, yes 10,000, just


Beethoven’s tribute to spring

Sandro Botticelli - "Primavera"

Primavera (1478)

Sandro Botticelli


if there’s a musical work to perform for
spring what Botticelli‘s Primavera
does with painting, celebrate it, that is,
for the ages, it must be Beethoven’s
“Pastorale”, German for “Pastoral”,
Symphony, usually referred to thus,
with the accent on the last “a”

the composition is expressly narrative,
Beethoven even sets the scene for every
movement, five of them

1 Awakening of cheerful feelings upon arrival in the countryside
2 Scene by the brook
3 Merry gathering of country folk
4 Thunderstorm
5 Shepherd’s song; cheerful and thankful feelings after the storm

he is manifestly using music as language,
descriptive language, you can nearly hear
the flowers grow, you can most definitely
imagine them, you bristle at the crack of

the subject isn’t specifically spring, but
the spirit is undeniably so, the spring of,
indeed also, the spirit, the buoyancy of

it’s 1808, Beethoven is at the height of
his euphoria, his admiration, and
celebration, of physical nature, he’s
sowing his wild oats

later he’ll address the metaphysical,
but for now he’s still bursting with
unmitigated life, his spring


psst: see also his “Spring” Sonata, opus 24,
for still more, though less familiar,
vernal, purportedly, magic, Beethoven
didn’t name the sonata, his publisher
did, which is why the “Pastorale”
sounds more springlike
than this other more direct, apparently,

which had never been there, essentially,
Beethoven’s primary, anyway, intention,
however lovely the eponymous, the
titular, work
might have in comparison
proven to be

you be the judge, listen


septet / schleptet – Beethoven / Schikele‏

"The Swing" ("Les hasards heureux de l'escarpolette") -  Jean Honoré Fragonard

The Swing (“Les hasards heureux de l’escarpolette“) 1767

Jean Honoré Fragonard


though I’ve spent the last forty years
exploring Beethoven, I still haven’t
heard, much less seen performed
all of his music, unexpected gems
pop up still to prick up even my
weathered ears

but a septet this time, who’d ‘a’
thunk it
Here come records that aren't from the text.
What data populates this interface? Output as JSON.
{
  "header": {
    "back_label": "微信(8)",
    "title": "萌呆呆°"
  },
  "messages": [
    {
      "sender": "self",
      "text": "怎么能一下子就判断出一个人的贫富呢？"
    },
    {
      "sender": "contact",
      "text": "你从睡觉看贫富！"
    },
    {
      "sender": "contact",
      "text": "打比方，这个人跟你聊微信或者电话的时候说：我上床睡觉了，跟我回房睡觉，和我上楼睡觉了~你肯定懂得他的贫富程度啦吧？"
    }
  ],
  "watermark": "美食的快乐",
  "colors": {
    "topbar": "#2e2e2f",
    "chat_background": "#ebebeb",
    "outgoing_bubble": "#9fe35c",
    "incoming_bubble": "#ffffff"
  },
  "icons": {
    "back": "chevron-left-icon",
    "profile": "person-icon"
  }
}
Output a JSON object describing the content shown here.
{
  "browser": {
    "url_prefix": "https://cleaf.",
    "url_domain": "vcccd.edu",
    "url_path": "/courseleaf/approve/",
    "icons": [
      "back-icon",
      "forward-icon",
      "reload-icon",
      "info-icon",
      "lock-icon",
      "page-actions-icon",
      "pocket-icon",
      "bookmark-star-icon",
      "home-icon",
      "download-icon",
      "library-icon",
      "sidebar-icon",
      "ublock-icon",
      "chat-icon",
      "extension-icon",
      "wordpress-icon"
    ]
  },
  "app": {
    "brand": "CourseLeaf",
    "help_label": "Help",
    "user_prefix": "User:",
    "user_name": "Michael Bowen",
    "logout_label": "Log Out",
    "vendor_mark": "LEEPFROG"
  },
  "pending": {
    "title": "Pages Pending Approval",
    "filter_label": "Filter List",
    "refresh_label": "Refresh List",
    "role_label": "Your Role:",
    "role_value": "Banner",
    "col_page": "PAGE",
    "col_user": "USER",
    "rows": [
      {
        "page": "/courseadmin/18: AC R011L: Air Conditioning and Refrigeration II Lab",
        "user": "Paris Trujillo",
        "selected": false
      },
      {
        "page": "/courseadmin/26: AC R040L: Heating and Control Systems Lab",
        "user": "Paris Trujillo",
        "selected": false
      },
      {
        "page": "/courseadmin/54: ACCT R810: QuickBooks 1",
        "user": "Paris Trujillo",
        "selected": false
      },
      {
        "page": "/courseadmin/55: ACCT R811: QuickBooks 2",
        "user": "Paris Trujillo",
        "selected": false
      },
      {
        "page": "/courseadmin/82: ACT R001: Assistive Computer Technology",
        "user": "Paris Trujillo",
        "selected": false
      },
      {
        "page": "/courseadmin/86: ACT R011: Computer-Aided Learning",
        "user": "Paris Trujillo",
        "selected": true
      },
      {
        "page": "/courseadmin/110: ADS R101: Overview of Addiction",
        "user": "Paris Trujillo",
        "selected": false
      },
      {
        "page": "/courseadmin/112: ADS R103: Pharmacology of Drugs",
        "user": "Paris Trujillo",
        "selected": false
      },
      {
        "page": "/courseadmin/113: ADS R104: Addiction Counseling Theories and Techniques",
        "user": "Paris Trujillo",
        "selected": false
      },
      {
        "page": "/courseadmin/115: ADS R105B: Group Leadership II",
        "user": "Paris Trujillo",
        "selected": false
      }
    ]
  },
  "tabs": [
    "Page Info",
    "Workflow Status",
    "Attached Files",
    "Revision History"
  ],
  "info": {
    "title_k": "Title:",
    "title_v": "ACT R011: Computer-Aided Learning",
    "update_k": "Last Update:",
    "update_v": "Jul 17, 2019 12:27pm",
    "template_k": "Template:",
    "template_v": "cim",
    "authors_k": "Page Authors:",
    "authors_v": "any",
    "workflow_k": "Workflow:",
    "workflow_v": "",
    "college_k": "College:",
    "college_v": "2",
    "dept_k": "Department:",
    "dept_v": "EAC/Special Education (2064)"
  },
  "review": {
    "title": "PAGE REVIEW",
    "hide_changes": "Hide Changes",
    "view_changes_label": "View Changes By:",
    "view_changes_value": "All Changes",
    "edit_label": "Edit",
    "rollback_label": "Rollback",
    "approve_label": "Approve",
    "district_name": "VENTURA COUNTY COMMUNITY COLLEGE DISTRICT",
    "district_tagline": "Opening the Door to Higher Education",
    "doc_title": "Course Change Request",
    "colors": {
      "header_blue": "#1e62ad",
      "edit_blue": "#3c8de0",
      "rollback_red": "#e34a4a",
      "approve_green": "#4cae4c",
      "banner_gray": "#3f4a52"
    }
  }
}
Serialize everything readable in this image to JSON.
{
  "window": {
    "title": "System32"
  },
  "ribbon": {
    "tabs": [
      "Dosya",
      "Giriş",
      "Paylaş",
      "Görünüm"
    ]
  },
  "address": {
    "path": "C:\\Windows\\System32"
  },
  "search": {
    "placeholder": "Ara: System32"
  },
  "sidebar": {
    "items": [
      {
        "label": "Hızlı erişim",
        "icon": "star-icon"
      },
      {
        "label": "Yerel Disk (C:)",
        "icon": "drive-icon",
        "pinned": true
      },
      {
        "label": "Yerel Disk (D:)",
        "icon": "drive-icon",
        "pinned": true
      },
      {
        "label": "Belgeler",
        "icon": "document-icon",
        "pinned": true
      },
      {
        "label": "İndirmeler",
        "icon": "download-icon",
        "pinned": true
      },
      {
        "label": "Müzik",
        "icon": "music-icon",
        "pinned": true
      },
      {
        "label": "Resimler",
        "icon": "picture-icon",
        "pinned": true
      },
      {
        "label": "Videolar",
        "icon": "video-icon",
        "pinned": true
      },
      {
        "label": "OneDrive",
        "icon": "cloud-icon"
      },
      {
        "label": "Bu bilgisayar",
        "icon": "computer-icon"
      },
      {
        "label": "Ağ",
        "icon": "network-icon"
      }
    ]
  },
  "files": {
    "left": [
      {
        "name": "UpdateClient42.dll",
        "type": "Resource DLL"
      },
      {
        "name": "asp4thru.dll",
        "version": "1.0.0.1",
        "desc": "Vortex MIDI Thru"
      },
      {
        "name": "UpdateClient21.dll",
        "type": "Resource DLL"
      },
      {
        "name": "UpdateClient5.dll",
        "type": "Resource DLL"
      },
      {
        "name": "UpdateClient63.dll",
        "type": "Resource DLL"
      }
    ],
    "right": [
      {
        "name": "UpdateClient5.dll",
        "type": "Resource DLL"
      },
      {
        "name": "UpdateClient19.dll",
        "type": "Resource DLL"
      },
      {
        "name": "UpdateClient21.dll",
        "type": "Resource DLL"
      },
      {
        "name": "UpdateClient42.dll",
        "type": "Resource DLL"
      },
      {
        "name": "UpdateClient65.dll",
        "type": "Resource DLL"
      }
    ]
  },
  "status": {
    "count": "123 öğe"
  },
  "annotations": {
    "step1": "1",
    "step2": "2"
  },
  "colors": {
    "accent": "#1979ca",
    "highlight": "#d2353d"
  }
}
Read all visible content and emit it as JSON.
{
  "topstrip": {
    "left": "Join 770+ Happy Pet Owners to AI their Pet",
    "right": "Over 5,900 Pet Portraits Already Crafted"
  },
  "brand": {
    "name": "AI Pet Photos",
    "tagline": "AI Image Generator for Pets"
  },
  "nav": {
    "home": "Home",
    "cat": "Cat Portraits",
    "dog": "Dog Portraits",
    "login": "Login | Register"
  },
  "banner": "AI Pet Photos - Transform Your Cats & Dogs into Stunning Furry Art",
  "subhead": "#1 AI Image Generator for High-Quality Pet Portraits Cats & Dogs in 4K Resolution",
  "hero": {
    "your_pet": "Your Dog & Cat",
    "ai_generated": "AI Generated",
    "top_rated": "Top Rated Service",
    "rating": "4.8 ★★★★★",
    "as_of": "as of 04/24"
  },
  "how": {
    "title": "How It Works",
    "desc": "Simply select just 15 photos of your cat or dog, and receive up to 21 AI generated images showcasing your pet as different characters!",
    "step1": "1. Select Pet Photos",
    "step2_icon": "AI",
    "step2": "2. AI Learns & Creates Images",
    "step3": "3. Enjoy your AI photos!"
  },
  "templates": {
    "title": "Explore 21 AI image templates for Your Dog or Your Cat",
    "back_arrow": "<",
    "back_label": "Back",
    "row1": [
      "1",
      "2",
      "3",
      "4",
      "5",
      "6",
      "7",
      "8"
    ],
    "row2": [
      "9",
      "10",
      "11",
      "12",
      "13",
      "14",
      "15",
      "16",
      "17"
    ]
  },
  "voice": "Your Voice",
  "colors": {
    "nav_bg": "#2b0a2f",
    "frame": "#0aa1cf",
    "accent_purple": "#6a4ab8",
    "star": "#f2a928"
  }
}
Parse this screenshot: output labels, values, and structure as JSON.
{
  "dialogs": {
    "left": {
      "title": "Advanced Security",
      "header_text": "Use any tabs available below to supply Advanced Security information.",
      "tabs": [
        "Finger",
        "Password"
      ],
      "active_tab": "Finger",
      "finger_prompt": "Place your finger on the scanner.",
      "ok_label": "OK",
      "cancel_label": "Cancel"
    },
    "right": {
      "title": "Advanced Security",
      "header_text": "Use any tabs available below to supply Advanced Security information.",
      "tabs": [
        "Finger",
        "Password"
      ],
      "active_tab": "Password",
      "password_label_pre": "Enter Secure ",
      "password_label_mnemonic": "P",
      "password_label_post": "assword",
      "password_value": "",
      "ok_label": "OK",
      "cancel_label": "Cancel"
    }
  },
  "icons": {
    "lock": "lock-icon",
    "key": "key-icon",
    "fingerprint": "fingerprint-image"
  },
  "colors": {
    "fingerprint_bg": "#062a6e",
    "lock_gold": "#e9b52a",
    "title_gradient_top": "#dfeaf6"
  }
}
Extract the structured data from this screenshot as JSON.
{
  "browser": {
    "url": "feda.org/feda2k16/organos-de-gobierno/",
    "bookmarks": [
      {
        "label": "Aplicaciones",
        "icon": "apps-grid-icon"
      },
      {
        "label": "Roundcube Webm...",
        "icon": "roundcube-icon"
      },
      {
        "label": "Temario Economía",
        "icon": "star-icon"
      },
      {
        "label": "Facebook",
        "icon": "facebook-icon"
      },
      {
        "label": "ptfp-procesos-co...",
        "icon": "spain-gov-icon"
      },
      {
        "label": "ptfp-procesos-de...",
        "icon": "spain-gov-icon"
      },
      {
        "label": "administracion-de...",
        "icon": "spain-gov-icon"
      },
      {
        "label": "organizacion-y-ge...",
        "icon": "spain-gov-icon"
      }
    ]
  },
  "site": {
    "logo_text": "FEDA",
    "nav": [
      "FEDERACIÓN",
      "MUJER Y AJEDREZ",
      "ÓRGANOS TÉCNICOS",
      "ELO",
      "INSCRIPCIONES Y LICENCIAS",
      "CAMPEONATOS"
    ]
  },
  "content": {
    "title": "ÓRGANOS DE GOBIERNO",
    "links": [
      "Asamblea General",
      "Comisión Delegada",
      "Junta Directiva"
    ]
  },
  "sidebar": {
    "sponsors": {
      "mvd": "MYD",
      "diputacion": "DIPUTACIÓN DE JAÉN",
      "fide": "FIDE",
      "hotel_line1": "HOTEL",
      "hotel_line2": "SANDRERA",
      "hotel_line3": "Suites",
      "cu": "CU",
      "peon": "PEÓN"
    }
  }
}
the opus 20, not unexpectedly, sounds
like Mozart, formal, musically inventive,
but not prompted by Beethoven’s later
transcendental passions, it was 1800,
he was still showing off his Classical
shoes, spinning andante cantabiles
out of minuets, for no less than Maria
Theresa in this instance, the Empress,
its august dedicatee, not yet having
profoundly outgrown them, the tiara,
the shoes, though you’ll find
expressions of his surpassing majesty
already throughout this masterpiece

six movements, for instance, uppity,
impudent, bold, an impertinence
towards imperial time and its
exigencies, unless it’s worth it, of
course, even in the case of my own
more relaxed schedule

but a precursor to his seven-part
C# minor String Quartet, opus 131,
for its breadth, for its ambition, for
the prefiguring of a monument, a
cultural institution, for its
proclamation of the advent of a
veritable sonic Parthenon

you’ll note a peculiarity, he uses
in the Septet‘s third movement
the same air that served him well
in his 20th piano sonata, opus 49,
no 2
, second movement – why not,
it’s his – an earlier composition
despite the later opus number

don’t ask

opus 49, no 2 has only two
movements, incidentally, like his
earlier opus 5, no 1, or his later
incandescent no 111, to shed light
on the chronology of his musical
evolution, his eventual historical

find the movement with variations
in the Septet, your body will tell
you, much like it does slow tempi
from fast ones, you merely listen
with your senses, not just your
ears, your unconsciousness, while,
distractedly, you’re, say, washing
dishes, you’ll say, hey, I’ve just
heard this before, but different,
only this minute

hence the term variation

compare this Schleptet in Eb major,
from Peter Schikele for fun, from
the year 2000, a spoof on Beethoven’s
in the identical key the
better to roast him, but in five
movements this one, in the Classical
style, but where the mood is neither
Classical, nor even Romantic, it’s
ironic, satirical, wry, even cynical,
note the slapstick tempo markings

I. Molto Larghissimo – Allegro Boffo
II. Menuetto con brio ma senza Trio
III. Adagio Saccharino
IV. Yehudi Menuetto
V. Presto Hey Nonny Nonnio

the voice, for better or worse, of our